Men with chronic inflammation in non-cancerous prostate tissue may have nearly twice the risk of prostate cancer as those with no inflammation, according to a recent study.
The study, published in the April 18, 2014, edition of Cancer Epidemiology, Biomarkers & Prevention, examined benign tissue samples from the biopsies of 191 men with prostate cancer and 209 men without prostate cancer for the prevalence and extent of immune cells with inflammation. The researchers found that 86.2% of prostate cancer patients had at least 1 tissue sample exhibiting signs of inflammation, compared with 78.2% of men without cancer who had tissue inflammation.
The study finds a stronger link between chronic inflammation and cancer in men who carry a Gleason score between 7 and 10, which indicates high-grade prostate cancer, the most aggressive and rapidly growing form of prostate cancer. In patients who had at least 1 tissue sample with signs of chronic inflammation, the odds of having prostate cancer were 1.78 times higher and the odds of having an aggressive form of prostate cancer were 2.24 times higher.
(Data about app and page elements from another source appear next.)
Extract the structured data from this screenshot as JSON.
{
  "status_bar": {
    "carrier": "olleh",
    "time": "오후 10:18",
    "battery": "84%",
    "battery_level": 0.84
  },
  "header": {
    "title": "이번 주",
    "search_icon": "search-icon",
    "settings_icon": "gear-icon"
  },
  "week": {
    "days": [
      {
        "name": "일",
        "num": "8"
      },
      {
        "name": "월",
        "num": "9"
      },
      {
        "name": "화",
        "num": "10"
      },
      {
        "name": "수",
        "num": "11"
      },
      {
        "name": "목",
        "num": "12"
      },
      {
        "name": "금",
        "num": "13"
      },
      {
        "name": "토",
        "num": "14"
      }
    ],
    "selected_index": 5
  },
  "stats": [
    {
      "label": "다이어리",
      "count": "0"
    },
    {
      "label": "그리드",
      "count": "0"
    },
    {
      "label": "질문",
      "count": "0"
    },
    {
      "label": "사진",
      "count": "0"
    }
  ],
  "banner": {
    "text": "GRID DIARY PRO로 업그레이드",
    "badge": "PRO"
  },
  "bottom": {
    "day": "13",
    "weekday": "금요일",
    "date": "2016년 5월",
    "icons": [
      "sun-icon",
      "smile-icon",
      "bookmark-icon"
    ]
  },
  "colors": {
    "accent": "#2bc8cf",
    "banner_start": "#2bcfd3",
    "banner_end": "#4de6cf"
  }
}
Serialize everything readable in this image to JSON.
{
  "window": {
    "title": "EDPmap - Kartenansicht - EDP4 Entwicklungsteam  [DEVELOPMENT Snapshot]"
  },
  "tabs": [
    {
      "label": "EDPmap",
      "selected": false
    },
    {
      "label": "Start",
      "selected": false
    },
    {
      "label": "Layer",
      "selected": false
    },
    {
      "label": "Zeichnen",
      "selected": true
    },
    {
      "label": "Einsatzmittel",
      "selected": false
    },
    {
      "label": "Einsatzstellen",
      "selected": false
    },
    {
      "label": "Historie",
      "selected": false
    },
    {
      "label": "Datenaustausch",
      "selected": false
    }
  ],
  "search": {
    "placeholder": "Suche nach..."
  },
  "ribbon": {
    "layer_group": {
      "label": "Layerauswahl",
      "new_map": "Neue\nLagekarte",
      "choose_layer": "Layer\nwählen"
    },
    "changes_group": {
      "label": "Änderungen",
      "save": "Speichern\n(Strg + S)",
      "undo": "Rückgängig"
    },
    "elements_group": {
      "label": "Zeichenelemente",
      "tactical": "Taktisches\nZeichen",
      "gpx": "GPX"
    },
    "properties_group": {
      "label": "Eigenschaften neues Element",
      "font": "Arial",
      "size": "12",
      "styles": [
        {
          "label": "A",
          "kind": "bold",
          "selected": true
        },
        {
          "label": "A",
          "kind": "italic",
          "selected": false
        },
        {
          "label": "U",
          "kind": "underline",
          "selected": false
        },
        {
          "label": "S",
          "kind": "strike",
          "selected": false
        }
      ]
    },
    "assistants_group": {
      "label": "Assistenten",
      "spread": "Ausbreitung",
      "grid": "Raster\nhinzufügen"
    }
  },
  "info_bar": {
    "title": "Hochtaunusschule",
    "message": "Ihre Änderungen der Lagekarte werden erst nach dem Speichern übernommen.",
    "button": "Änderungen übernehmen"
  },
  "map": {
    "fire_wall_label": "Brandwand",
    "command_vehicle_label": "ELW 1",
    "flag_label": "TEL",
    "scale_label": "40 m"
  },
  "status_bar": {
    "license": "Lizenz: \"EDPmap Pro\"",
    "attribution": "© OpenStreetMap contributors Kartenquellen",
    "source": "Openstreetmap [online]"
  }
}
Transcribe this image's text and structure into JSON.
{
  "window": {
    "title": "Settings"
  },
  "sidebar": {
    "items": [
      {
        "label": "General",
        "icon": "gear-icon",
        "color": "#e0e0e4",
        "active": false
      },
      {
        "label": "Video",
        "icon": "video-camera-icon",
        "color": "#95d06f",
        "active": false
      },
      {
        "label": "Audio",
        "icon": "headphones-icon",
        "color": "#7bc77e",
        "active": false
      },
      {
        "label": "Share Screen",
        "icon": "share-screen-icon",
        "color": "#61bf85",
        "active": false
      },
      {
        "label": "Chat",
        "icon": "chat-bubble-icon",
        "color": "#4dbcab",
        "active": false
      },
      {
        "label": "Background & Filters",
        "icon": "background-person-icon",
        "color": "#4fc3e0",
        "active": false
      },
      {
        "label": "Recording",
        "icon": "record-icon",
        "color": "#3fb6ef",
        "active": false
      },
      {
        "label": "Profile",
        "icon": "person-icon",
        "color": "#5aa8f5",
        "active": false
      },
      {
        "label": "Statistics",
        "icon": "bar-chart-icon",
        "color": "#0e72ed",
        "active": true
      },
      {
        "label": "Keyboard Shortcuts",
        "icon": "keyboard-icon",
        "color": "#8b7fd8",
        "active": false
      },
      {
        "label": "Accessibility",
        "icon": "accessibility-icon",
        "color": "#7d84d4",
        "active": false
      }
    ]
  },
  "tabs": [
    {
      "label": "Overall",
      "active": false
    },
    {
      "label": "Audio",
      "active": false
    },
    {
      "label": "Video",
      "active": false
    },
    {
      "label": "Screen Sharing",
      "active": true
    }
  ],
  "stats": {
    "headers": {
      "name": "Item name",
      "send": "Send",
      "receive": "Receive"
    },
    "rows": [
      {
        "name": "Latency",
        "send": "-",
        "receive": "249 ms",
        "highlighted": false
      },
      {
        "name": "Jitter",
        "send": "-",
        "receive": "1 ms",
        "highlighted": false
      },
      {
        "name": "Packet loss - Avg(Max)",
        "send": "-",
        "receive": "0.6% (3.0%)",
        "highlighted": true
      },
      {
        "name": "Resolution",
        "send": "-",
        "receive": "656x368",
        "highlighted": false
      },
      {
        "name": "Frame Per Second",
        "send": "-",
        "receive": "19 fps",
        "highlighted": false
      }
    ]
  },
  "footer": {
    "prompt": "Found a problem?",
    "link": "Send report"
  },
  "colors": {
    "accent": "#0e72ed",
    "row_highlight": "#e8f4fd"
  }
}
“We knew going into this research that inflammation in the prostate is very common in men who have biopsies because of the higher PSA levels and other indicators of prostate cancer, but we did not anticipate the high prevalence of prostate inflammation in men who didn’t have an indication for biopsy,” said researcher Angelo M. De Marzo, MD, PhD, in a press release.